She screams and cries.
This, amazingly, is her favorite glass.
I didn’t know that it was even on her radar until now that there are glass shards on the floor, and I have two kids and dogs and now more of a mess that’s mine.
But before I can clean up, consoling her has now become the new top priority.
I’m upset because what I want isn’t what I’m getting, and what I’m getting isn’t what I want.
What I want is escape. Beer. Pot. A bourbon Old Fashioned. Something to take the edge off. Xanax. A joke. A bath. CBD gummies. Some combination of these. A fantasy about an alternate universe. Something different. Something other than this.
I’m supposed to be a spiritual leader?
People often tell me that they wish they had more patience.
I feel the same way. I wish we all had more patience.
Here is my new thought about patience and acceptance:
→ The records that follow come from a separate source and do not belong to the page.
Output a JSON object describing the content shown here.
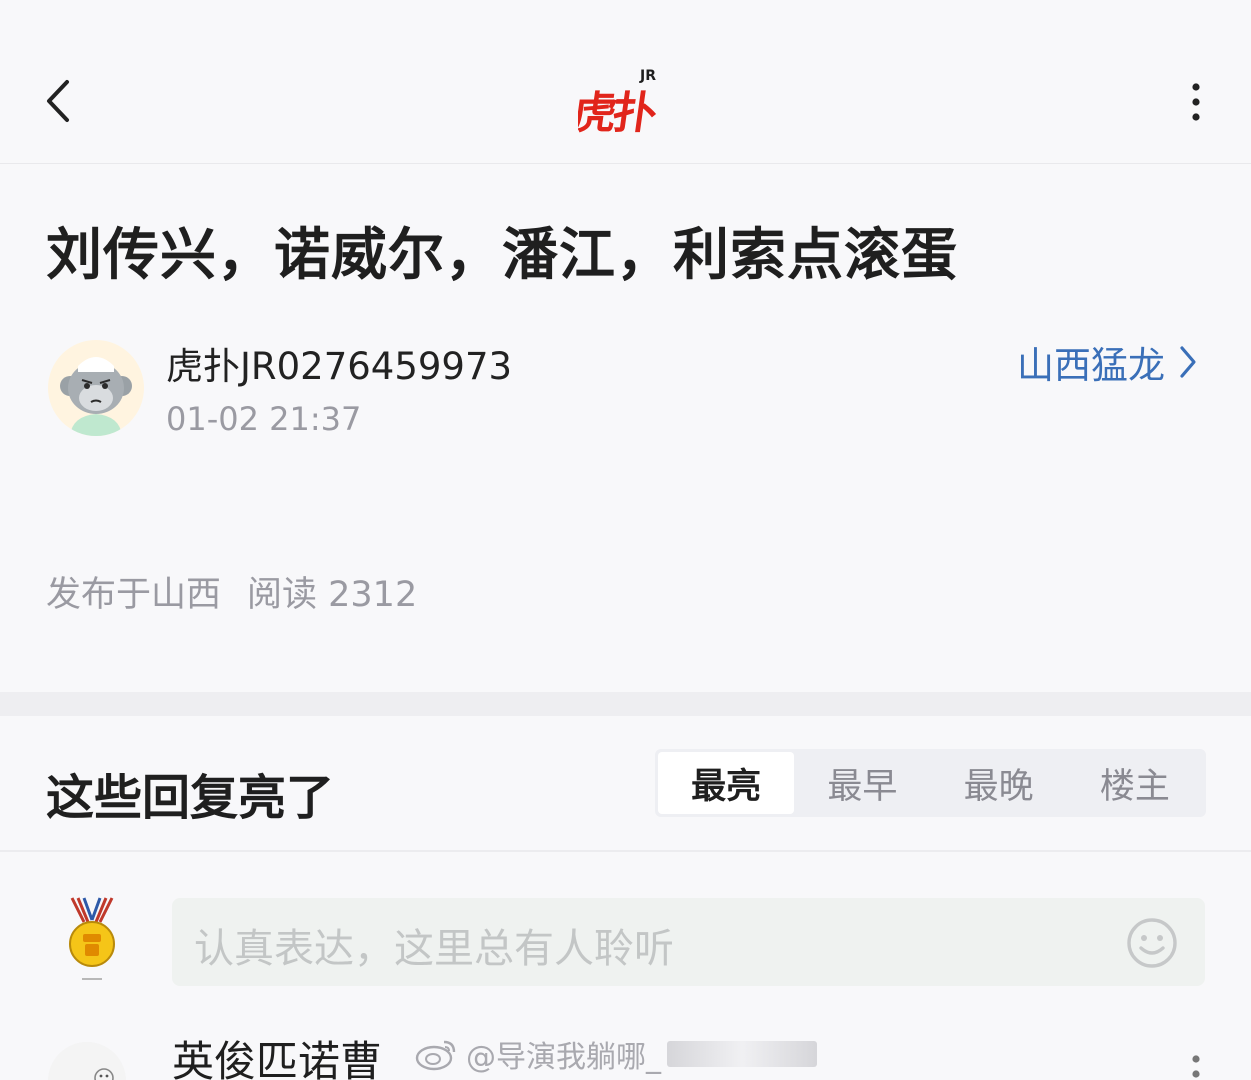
{
  "header": {
    "logo_main": "虎扑",
    "logo_sup": "JR",
    "back_icon": "chevron-left-icon",
    "more_icon": "vertical-ellipsis-icon"
  },
  "post": {
    "title": "刘传兴，诺威尔，潘江，利索点滚蛋",
    "author": "虎扑JR0276459973",
    "time": "01-02 21:37",
    "team": "山西猛龙",
    "location": "发布于山西",
    "reads": "阅读 2312"
  },
  "replies": {
    "title": "这些回复亮了",
    "tabs": [
      {
        "label": "最亮",
        "active": true
      },
      {
        "label": "最早",
        "active": false
      },
      {
        "label": "最晚",
        "active": false
      },
      {
        "label": "楼主",
        "active": false
      }
    ],
    "comment_placeholder": "认真表达，这里总有人聆听",
    "first_reply": {
      "name": "英俊匹诺曹"
    }
  },
  "watermark": {
    "text": "@导演我躺哪_"
  },
  "colors": {
    "brand_red": "#e1251b",
    "link_blue": "#3a6fb8",
    "background": "#f8f8fa"
  }
}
Patience is not a beast we can slay and master.
Rather, patience is an adversary ever rising to do battle with us again.
The universe seems to conspire to always test our mettle.
We level up, we have more patience that we ever have had, and, again,
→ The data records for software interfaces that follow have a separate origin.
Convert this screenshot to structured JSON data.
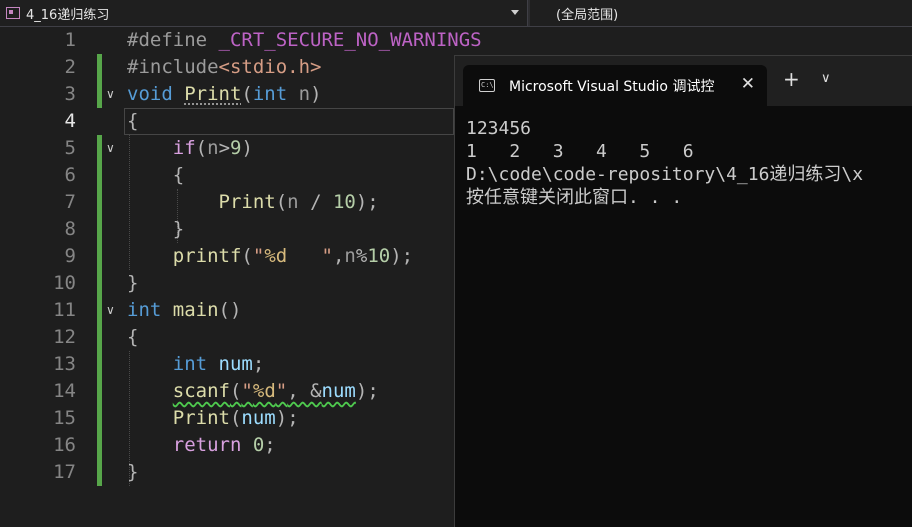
{
  "toolbar": {
    "project_dropdown": "4_16递归练习",
    "scope_dropdown": "(全局范围)"
  },
  "editor": {
    "line_numbers": [
      "1",
      "2",
      "3",
      "4",
      "5",
      "6",
      "7",
      "8",
      "9",
      "10",
      "11",
      "12",
      "13",
      "14",
      "15",
      "16",
      "17"
    ],
    "lines": [
      {
        "tokens": [
          [
            "#define ",
            "pp"
          ],
          [
            "_CRT_SECURE_NO_WARNINGS",
            "macro"
          ]
        ]
      },
      {
        "tokens": [
          [
            "#include",
            "pp"
          ],
          [
            "<stdio.h>",
            "inc"
          ]
        ]
      },
      {
        "tokens": [
          [
            "void ",
            "kw"
          ],
          [
            "Print",
            "fn"
          ],
          [
            "(",
            "punc"
          ],
          [
            "int ",
            "kw"
          ],
          [
            "n",
            "param"
          ],
          [
            ")",
            "punc"
          ]
        ]
      },
      {
        "tokens": [
          [
            "{",
            "punc"
          ]
        ]
      },
      {
        "tokens": [
          [
            "    ",
            "punc"
          ],
          [
            "if",
            "ctrl"
          ],
          [
            "(",
            "punc"
          ],
          [
            "n",
            "param"
          ],
          [
            ">",
            "punc"
          ],
          [
            "9",
            "num"
          ],
          [
            ")",
            "punc"
          ]
        ]
      },
      {
        "tokens": [
          [
            "    {",
            "punc"
          ]
        ]
      },
      {
        "tokens": [
          [
            "        ",
            "punc"
          ],
          [
            "Print",
            "fn"
          ],
          [
            "(",
            "punc"
          ],
          [
            "n",
            "param"
          ],
          [
            " / ",
            "punc"
          ],
          [
            "10",
            "num"
          ],
          [
            ");",
            "punc"
          ]
        ]
      },
      {
        "tokens": [
          [
            "    }",
            "punc"
          ]
        ]
      },
      {
        "tokens": [
          [
            "    ",
            "punc"
          ],
          [
            "printf",
            "fn"
          ],
          [
            "(",
            "punc"
          ],
          [
            "\"",
            "str"
          ],
          [
            "%d",
            "fmt"
          ],
          [
            "   \"",
            "str"
          ],
          [
            ",",
            "punc"
          ],
          [
            "n",
            "param"
          ],
          [
            "%",
            "punc"
          ],
          [
            "10",
            "num"
          ],
          [
            ");",
            "punc"
          ]
        ]
      },
      {
        "tokens": [
          [
            "}",
            "punc"
          ]
        ]
      },
      {
        "tokens": [
          [
            "int ",
            "kw"
          ],
          [
            "main",
            "fn"
          ],
          [
            "()",
            "punc"
          ]
        ]
      },
      {
        "tokens": [
          [
            "{",
            "punc"
          ]
        ]
      },
      {
        "tokens": [
          [
            "    ",
            "punc"
          ],
          [
            "int ",
            "kw"
          ],
          [
            "num",
            "var"
          ],
          [
            ";",
            "punc"
          ]
        ]
      },
      {
        "tokens": [
          [
            "    ",
            "punc"
          ],
          [
            "scanf",
            "fn"
          ],
          [
            "(",
            "punc"
          ],
          [
            "\"",
            "str"
          ],
          [
            "%d",
            "fmt"
          ],
          [
            "\"",
            "str"
          ],
          [
            ", &",
            "punc"
          ],
          [
            "num",
            "var"
          ],
          [
            ");",
            "punc"
          ]
        ]
      },
      {
        "tokens": [
          [
            "    ",
            "punc"
          ],
          [
            "Print",
            "fn"
          ],
          [
            "(",
            "punc"
          ],
          [
            "num",
            "var"
          ],
          [
            ");",
            "punc"
          ]
        ]
      },
      {
        "tokens": [
          [
            "    ",
            "punc"
          ],
          [
            "return ",
            "ctrl"
          ],
          [
            "0",
            "num"
          ],
          [
            ";",
            "punc"
          ]
        ]
      },
      {
        "tokens": [
          [
            "}",
            "punc"
          ]
        ]
      }
    ]
  },
  "console": {
    "title": "Microsoft Visual Studio 调试控",
    "output_lines": [
      "123456",
      "1   2   3   4   5   6",
      "D:\\code\\code-repository\\4_16递归练习\\x",
      "按任意键关闭此窗口. . ."
    ]
  },
  "colors": {
    "editor_bg": "#1e1e1e",
    "console_bg": "#0c0c0c",
    "change_bar": "#57a64a",
    "keyword": "#569cd6",
    "function": "#dcdcaa"
  },
  "icons": {
    "project": "project-icon",
    "console": "console-app-icon",
    "close": "close-icon",
    "new_tab": "plus-icon",
    "dropdown": "chevron-down-icon"
  }
}
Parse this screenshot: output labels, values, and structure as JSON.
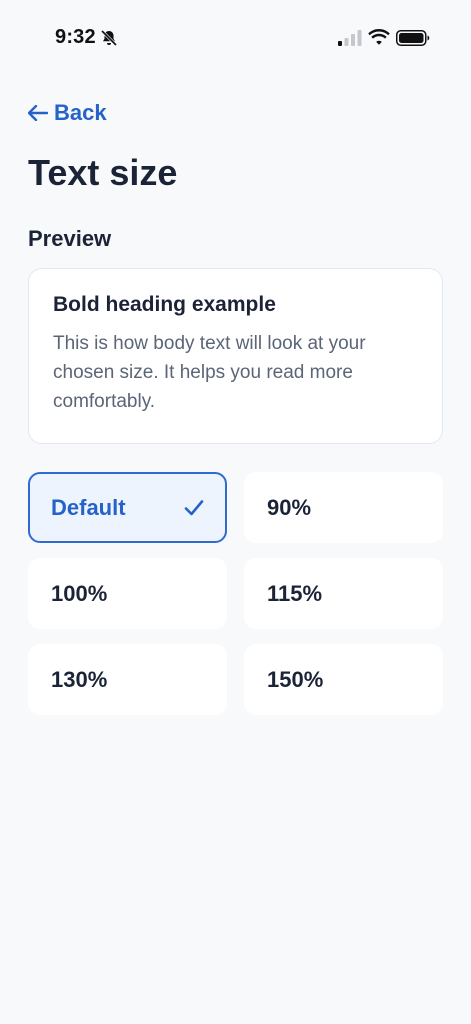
{
  "status_bar": {
    "time": "9:32"
  },
  "nav": {
    "back_label": "Back"
  },
  "page": {
    "title": "Text size",
    "section_label": "Preview"
  },
  "preview": {
    "heading": "Bold heading example",
    "body": "This is how body text will look at your chosen size. It helps you read more comfortably."
  },
  "options": [
    {
      "label": "Default",
      "selected": true
    },
    {
      "label": "90%",
      "selected": false
    },
    {
      "label": "100%",
      "selected": false
    },
    {
      "label": "115%",
      "selected": false
    },
    {
      "label": "130%",
      "selected": false
    },
    {
      "label": "150%",
      "selected": false
    }
  ],
  "colors": {
    "accent": "#2563c9",
    "background": "#f8f9fb",
    "text": "#1b2437",
    "selected_bg": "#eef4fd"
  },
  "icons": {
    "status": [
      "bell-off-icon",
      "signal-icon",
      "wifi-icon",
      "battery-icon"
    ],
    "back": "arrow-left-icon",
    "selected": "checkmark-icon"
  }
}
the situation arises demanding yet more and more of us.
We cannot win against patience.
At best, we can keep our calm for longer and longer than ever before.
I am certain your life is similar.
I am certain that life conspires against you and demands you do things you didn’t want to do.
Let us again take stock.
Let us again take a breath.
Let us remember that life is not for the weak and that this is hard.
But, I did it. I managed to take a break from my frustrations. Friday night. A respite from being frantic.
After Jane got home, we lit candles, blessed wine and bread, ate, and laughed. We had a non-rushed sabbath dinner.
There was a respite.
There is always a respite.
I got frustrated again later about cleaning up. And, shortly after I got cajoled into letting them watch a show downstairs, I sat down to write out my frustrations.
It’s the break between the frustrations that’s the moral to this tale.
Whether you would agree that I had the right to be frustrated doesn’t matter.
Whether you think I ought to have acted differently than I did doesn’t matter.
What matters is that we are compassionate to ourselves after we lose our sh*t.
What matters is that we keep track of the blessings –even if in the evening they accounted for a smaller-than-usual percentage.
The kids are laughing downstairs with Jane. I think they are watching weekend update. It’s not my favorite, but, I’m going to join them.